A Windows zero-day vulnerability that gives hackers system privileges to compromised devices is being sold for US$90,000.
For $90,000, Windows zero day flaw could be yours
A Windows zero day flaw that reportedly works against all versions of Windows from Windows 2000 to the latest Windows 10, is up for sale for $90,000. The local privilege escalation (LPE) vulnerability is being sold on a Russian cybercrime forum exploit.in and claims to help attackers who already have access to target machines. The vulnerability, thus, can be used along with other vulnerabilities to successfully run malware code and get admin access on the victim devices running Windows operating system.
The seller known as BuggiCorp on the forum has published two proof-of-concept videos of an exploit that makes use of this zero-day vulnerability. One of these videos demonstrates the exploit being successfully used with Microsoft's popular EMET (Mitigation Toolkit) running on the target machine. Enhanced Mitigation Experience Toolkit brings a number of security features to the Windows operating system, working against both known and unknown Windows vulnerabilities, and third-party applications running on the OS.
The vulnerability, as shown in the PoC videos show the exploit working on a Windows 10 machine, and elevating cmd.exe process to system level privilege account, essentially giving a hacker admin rights. Researchers have said that having access to an employee's account, a hacker could turn an unprivileged account to an admin account with god-mode rights.
Security researchers from Trustwave's SpiderLabs team have done an extensive post on this claimed vulnerability, and the team says the "seller has put in the effort to present himself/herself as a trustworthy seller with a valid offering."
One of the main indicators for this is the fact that the seller insists on conducting the deal using the forum's admin as the escrow.
[...] A quick thought about the price of this zero day. We don't have many public records of what the price of such exploit should be... the price here seems on the high end but still within a realistic price range, especially considering the return on investment criminals are likely to make using this exploit in any campaign.
SpiderLabs also says that it's comparatively rare to see such zero-day flaws being offered for sale in the open. "Zero days have long been sold in the shadows. In this business you usually need to "know people who know people" in order to buy or sell this kind of commodity," the team noted.
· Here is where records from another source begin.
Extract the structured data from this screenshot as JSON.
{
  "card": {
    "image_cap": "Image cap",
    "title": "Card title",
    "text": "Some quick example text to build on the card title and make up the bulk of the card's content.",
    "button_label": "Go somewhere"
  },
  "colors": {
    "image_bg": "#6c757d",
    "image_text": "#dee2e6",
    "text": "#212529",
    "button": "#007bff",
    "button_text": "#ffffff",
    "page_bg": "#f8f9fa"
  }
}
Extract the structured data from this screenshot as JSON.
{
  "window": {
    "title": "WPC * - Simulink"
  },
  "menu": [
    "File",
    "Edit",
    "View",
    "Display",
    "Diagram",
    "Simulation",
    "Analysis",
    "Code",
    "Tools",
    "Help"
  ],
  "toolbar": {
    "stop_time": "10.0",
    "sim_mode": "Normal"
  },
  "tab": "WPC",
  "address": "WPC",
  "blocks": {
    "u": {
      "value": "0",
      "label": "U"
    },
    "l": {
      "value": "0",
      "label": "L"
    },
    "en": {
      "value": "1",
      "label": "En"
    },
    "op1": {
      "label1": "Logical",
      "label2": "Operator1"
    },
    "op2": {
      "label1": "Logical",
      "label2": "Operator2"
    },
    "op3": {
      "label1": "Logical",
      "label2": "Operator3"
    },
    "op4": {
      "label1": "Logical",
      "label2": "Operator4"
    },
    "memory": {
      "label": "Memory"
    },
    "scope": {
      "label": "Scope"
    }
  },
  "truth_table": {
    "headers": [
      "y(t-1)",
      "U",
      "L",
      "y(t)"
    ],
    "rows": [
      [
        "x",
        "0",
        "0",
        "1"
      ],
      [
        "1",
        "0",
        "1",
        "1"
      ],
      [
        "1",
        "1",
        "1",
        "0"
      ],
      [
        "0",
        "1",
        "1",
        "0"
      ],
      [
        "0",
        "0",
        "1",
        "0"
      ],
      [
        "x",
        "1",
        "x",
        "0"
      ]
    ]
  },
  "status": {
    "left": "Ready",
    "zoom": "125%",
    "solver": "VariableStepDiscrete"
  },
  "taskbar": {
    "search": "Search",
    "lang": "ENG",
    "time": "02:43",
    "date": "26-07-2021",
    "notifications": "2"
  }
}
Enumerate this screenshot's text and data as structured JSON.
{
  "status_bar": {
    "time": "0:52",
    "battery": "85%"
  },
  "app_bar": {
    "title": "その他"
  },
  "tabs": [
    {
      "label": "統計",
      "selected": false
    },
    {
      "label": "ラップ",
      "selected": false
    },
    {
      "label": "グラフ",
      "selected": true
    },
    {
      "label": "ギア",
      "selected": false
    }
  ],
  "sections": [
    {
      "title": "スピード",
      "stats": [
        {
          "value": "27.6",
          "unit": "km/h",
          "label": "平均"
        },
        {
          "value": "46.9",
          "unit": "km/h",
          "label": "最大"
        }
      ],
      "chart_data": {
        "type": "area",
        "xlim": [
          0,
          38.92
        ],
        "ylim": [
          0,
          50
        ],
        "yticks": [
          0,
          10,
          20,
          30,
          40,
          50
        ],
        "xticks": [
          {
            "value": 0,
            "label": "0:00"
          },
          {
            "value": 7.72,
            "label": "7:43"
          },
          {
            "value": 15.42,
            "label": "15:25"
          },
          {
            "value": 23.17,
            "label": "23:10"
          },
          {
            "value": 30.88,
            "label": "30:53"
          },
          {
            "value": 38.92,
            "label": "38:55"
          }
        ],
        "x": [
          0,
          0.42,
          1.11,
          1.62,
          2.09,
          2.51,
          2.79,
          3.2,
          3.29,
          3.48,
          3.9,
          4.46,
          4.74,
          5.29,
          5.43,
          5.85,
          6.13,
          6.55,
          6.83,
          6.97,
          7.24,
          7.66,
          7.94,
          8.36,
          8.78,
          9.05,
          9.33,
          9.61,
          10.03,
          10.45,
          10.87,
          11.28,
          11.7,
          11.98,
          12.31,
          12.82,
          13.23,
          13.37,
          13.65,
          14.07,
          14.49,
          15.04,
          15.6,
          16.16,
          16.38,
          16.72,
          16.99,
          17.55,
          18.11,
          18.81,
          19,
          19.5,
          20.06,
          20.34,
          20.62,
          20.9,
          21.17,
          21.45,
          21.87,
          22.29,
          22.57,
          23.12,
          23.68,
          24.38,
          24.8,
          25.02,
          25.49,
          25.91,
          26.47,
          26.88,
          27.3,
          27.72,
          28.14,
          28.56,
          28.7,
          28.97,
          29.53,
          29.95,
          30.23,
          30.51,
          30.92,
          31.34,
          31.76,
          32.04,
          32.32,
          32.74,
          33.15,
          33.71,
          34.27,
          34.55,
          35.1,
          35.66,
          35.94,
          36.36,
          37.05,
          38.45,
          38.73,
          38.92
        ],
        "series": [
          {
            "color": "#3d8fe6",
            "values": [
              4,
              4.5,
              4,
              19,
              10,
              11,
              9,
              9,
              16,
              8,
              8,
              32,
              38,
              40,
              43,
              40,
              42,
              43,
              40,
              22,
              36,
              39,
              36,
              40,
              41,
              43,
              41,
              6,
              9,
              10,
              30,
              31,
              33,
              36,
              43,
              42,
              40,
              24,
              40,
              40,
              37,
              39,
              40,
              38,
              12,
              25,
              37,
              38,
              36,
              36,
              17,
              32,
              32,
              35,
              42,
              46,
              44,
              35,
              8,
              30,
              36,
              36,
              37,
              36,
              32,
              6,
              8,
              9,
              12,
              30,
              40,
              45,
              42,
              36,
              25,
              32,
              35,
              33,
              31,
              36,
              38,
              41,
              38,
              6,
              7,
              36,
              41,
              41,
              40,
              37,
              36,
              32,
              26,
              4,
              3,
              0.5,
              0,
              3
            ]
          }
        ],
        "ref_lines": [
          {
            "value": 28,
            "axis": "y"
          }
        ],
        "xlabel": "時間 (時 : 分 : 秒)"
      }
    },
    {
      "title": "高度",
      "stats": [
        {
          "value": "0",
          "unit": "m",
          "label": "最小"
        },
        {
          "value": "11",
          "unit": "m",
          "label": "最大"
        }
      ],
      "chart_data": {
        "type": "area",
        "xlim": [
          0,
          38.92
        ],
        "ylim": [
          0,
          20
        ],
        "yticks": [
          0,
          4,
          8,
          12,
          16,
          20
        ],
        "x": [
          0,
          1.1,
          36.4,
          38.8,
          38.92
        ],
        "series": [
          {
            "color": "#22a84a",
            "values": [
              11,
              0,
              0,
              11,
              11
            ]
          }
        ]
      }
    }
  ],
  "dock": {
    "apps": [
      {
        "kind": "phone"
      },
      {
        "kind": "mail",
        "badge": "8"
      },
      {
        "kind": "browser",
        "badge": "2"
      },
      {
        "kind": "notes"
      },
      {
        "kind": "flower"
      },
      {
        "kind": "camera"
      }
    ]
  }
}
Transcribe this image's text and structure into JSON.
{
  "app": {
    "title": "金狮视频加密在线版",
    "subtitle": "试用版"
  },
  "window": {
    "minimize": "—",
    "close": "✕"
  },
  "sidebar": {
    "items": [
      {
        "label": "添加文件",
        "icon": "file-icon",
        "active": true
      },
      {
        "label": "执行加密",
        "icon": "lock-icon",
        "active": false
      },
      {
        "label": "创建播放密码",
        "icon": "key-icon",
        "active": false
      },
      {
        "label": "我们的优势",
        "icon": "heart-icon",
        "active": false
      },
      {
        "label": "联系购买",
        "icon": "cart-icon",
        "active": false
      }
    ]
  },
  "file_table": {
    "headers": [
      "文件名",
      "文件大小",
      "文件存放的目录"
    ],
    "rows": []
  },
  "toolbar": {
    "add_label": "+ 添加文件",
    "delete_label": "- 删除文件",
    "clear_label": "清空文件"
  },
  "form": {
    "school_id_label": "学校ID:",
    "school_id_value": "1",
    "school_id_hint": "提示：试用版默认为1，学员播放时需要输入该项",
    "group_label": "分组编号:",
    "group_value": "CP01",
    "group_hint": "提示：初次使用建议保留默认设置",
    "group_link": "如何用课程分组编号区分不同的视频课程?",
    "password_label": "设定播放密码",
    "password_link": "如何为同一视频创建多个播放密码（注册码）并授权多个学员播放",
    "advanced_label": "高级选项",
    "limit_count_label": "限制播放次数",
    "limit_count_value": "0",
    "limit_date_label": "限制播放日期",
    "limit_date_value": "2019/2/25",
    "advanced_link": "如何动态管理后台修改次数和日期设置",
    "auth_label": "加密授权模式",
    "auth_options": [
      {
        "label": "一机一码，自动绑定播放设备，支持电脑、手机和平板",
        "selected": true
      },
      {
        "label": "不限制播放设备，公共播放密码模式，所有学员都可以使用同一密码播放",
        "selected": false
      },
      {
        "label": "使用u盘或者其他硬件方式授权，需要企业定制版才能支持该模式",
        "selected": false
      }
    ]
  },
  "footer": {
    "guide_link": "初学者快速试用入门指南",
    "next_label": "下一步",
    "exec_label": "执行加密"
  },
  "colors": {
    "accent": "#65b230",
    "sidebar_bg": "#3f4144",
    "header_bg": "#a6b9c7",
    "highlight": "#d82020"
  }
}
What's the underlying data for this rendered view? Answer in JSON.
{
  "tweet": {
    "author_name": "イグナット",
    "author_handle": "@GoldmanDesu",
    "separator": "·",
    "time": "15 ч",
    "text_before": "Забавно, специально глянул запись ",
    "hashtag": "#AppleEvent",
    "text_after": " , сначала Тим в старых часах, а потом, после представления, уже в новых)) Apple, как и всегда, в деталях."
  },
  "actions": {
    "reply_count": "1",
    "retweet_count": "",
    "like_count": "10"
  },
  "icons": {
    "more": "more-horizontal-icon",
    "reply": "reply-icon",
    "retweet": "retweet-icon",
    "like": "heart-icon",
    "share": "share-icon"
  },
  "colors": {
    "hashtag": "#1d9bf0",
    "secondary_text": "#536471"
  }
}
Microsoft will be a likely buyer of this zero-day flaw as the company spends more than $90,000 to find out about such critical flaws. The Windows zero day flaw went on sale on "Patch Tuesday," making sure that the exploit will work for longer time, until Microsoft releases a fix.
- Windows zero day exploit seller post